Structural modification of a non-selective aminocyclohexanol-based heat shock protein 90 KDa (Hsp90) inhibitor led to a highly selective inhibitor of glucose regulated protein 94 kDa (Grp94). The new Grp94-selective inhibitor can be used to develop an effective therapy for the treatment of metastatic cancer and/or primary open angle glaucoma (POAG).

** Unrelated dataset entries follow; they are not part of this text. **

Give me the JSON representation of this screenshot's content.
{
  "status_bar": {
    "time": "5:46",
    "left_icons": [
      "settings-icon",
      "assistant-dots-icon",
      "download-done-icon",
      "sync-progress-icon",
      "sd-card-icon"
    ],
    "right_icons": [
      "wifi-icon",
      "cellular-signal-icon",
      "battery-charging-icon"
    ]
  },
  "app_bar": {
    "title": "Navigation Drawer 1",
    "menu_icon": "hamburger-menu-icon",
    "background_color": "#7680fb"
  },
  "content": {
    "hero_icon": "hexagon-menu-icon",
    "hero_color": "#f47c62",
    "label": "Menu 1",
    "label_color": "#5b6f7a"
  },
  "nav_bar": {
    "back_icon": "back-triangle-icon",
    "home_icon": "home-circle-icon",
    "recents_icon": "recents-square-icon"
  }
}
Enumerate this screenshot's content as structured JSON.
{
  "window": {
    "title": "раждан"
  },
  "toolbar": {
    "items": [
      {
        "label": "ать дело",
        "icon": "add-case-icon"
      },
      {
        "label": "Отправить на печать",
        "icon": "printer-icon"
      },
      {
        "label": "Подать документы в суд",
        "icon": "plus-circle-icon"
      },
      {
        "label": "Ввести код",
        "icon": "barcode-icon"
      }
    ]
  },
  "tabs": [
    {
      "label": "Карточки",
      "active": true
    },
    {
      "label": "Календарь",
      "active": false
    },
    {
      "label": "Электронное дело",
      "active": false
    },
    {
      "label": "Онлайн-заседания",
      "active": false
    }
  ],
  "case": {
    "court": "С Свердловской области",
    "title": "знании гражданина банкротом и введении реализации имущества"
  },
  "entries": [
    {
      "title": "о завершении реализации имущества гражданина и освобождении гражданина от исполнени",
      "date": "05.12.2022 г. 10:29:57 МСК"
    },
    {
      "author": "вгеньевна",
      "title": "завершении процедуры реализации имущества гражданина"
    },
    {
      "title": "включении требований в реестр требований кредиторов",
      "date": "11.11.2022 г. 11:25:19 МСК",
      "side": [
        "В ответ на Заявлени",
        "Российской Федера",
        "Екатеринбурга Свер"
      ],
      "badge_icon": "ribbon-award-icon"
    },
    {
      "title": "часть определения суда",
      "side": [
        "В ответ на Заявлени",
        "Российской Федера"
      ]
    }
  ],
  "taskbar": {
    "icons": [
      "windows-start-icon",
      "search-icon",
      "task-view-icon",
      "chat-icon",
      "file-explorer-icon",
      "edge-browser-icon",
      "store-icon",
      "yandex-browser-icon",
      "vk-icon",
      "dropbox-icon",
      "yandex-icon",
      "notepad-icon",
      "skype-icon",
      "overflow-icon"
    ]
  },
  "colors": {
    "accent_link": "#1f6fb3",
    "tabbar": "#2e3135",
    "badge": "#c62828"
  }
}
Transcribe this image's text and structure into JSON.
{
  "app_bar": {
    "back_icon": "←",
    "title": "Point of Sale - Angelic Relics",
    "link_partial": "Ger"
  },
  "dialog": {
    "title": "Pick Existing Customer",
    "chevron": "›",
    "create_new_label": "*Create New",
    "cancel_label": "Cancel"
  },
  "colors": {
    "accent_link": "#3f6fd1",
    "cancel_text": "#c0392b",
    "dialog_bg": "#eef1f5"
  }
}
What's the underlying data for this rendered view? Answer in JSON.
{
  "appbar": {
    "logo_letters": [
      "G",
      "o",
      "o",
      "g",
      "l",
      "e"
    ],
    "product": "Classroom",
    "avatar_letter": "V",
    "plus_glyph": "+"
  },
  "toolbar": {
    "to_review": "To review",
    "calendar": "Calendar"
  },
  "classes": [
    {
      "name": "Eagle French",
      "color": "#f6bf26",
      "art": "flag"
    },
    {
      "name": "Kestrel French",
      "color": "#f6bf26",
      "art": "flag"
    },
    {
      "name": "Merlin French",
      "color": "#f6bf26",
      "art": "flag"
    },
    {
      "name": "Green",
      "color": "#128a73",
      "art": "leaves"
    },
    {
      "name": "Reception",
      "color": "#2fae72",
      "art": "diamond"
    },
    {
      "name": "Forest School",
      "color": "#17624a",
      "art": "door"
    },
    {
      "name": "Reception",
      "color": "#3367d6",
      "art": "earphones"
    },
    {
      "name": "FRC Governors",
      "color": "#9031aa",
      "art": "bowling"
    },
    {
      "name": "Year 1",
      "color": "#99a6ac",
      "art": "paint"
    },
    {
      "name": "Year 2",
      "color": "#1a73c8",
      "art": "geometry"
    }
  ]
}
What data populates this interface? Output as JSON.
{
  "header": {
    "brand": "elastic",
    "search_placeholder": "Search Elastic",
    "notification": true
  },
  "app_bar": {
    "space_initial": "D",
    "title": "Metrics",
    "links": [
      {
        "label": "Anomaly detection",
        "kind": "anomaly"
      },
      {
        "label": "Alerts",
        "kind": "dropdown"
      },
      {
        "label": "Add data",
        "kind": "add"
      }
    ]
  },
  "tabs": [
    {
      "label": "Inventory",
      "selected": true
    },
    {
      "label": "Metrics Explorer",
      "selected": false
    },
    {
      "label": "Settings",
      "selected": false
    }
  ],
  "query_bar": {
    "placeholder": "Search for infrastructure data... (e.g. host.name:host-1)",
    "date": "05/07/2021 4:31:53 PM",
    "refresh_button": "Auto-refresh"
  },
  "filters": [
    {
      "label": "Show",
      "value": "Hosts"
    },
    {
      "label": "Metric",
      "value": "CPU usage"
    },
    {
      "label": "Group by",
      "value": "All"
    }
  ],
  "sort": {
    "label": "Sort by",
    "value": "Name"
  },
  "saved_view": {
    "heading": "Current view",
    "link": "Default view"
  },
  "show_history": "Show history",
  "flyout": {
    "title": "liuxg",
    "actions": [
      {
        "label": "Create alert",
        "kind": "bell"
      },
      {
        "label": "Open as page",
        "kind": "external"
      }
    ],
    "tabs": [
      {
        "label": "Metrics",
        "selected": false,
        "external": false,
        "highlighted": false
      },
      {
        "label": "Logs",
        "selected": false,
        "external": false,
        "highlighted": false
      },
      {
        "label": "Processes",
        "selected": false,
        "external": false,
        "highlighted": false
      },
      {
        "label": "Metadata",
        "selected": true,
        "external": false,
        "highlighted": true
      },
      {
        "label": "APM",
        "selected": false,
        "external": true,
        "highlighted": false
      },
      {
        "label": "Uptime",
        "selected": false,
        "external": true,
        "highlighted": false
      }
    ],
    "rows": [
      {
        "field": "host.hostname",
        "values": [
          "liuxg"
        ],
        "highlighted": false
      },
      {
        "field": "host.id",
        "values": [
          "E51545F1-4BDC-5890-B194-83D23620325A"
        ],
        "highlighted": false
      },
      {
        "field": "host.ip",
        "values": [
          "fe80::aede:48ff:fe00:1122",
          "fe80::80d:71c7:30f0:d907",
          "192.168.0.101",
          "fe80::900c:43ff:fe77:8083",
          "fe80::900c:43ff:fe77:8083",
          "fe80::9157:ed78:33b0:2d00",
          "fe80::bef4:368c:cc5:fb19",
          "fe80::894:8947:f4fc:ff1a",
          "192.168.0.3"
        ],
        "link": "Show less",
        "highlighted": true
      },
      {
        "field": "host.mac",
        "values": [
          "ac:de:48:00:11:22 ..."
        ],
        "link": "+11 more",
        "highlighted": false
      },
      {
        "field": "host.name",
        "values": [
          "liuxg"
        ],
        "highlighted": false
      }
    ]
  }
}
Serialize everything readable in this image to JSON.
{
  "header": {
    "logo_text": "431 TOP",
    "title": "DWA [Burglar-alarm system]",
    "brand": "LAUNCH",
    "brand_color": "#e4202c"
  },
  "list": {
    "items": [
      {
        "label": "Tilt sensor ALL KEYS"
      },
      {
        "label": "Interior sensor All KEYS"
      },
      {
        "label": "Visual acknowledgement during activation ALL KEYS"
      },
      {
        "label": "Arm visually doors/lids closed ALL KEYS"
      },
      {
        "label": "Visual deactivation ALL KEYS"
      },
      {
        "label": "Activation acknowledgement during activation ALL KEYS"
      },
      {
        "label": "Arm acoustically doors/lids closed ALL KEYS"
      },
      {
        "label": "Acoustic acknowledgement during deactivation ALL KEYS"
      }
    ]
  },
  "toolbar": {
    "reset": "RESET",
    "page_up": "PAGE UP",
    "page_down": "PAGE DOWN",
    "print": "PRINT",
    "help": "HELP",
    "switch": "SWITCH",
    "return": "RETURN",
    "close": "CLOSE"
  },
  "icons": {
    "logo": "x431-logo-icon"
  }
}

Hsp90 is a molecular chaperone crucial for the stability and function of many proteins essential for cell survival. Many Hsp90 client proteins, including tyrosine kinases, transcription factors, and cell-cycle regulatory proteins, are crucial to the pathogenesis of cancer, neurodegenerative diseases, and infection. Hsp90 inhibitors are currently being developed clinically as anti-cancer agents and have shown potential in molecularly deﬁned subgroups of solid tumors. However, these clinical Hsp90 inhibitors inhibit all four Hsp90 isoforms, which may limit their subsequent clinical translation. As a result, the development of isoform-selective Hsp90 inhibitors is being pursued to delineate the role of each Hsp90 isoform and to avoid the side effects associated with pan inhibition.
The endoplasmic reticulum-localized Hsp90 isoform, Grp94, is a master chaperone for multiple receptors, including toll-like receptors, Wnt co-receptors, and integrins. Despite its abundance and ubiquitous expression in most or all normal cells, Grp94 is closely linked to metastasis and poor survival, for which unique expression patterns of Grp94 have been observed in a variety of cancers. Moreover, Grp94 preserves mutant myocilin in cells, which results in degenerative eye disease POAG upon abnormal accumulation of the Grp94-dependent protein. Therefore, highly selective inhibitors of Grp94 are needed as therapeutics for the treatment of cancer and glaucoma without presenting the side effects that result from off-target inhibition of the other three Hsp90 isoforms.
Evaluation of the chaperone’s ATPase domain has revealed a conformational change that results in a hydrophobic cleft, which is structurally distinct from other Hsp90 isoforms that can be exploited to develop Grp94-selective therapeutics for the treatment of a variety of diseases. This invention describes a Grp94 hydrophobic cleft-selective binding agent as a potential therapeutic for cancer and/or glaucoma treatment.
Highly selective Grp94 inhibitors can be used to develop effective therapies to treat a variety of diseases, including cancer, degenerative diseases, and infections, characterized by increased Grp94 expression or aberrant expression of Grp94-dependent proteins without presenting the side effects that result from Hsp90 pan inhibition.
How it works:
The non-selective aminocyclohexanol-based Hsp90 inhibitor SNX-2112 was structurally modified to selectively occupy the Grp94 hydrophobic cleft, leading to the development of high-affinity, Grp94-selective inhibitor ACO1.
In vitro testing demonstrated that ACO1 binds selectively to the hydrophobic cleft of Grp94 with high affinity, leading to the inhibition of cancer cell migration and degradation of mutant myocilin. The invention, which represents a new, highly selective Grp94 inhibitor for the treatment of metastatic cancer and/or glaucoma, can potentially cause less toxicity and interference with Hsp90 function in normal cells, thus allowing for administration of higher drug doses in anticipation of greater anti-cancer activity with limited undesired outcomes. For example, the therapeutic benefits of ACO1 can be obtained without feedback upregulation of anti-apoptotic proteins (e.g., Akt) and resistance-mediating Hsp proteins (e.g., Hsp70).
Why it is better:
Novel structural modification of an existing non-selective Hsp90 inhibitor (SNX-2112) generated a Grp94-selective scaffold (ACO1) that prevents unfavorable binding of other Hsp90 isoforms. Compared to known Grp94 inhibitors, ACO1 offers significantly greater selectivity (>200-fold) than, for example, purine-based ligands (100-fold selectivity).
Drug development for the treatment of multiple diseases, including cancers, infections, neurodegenerative diseases, POAG, and diabetes.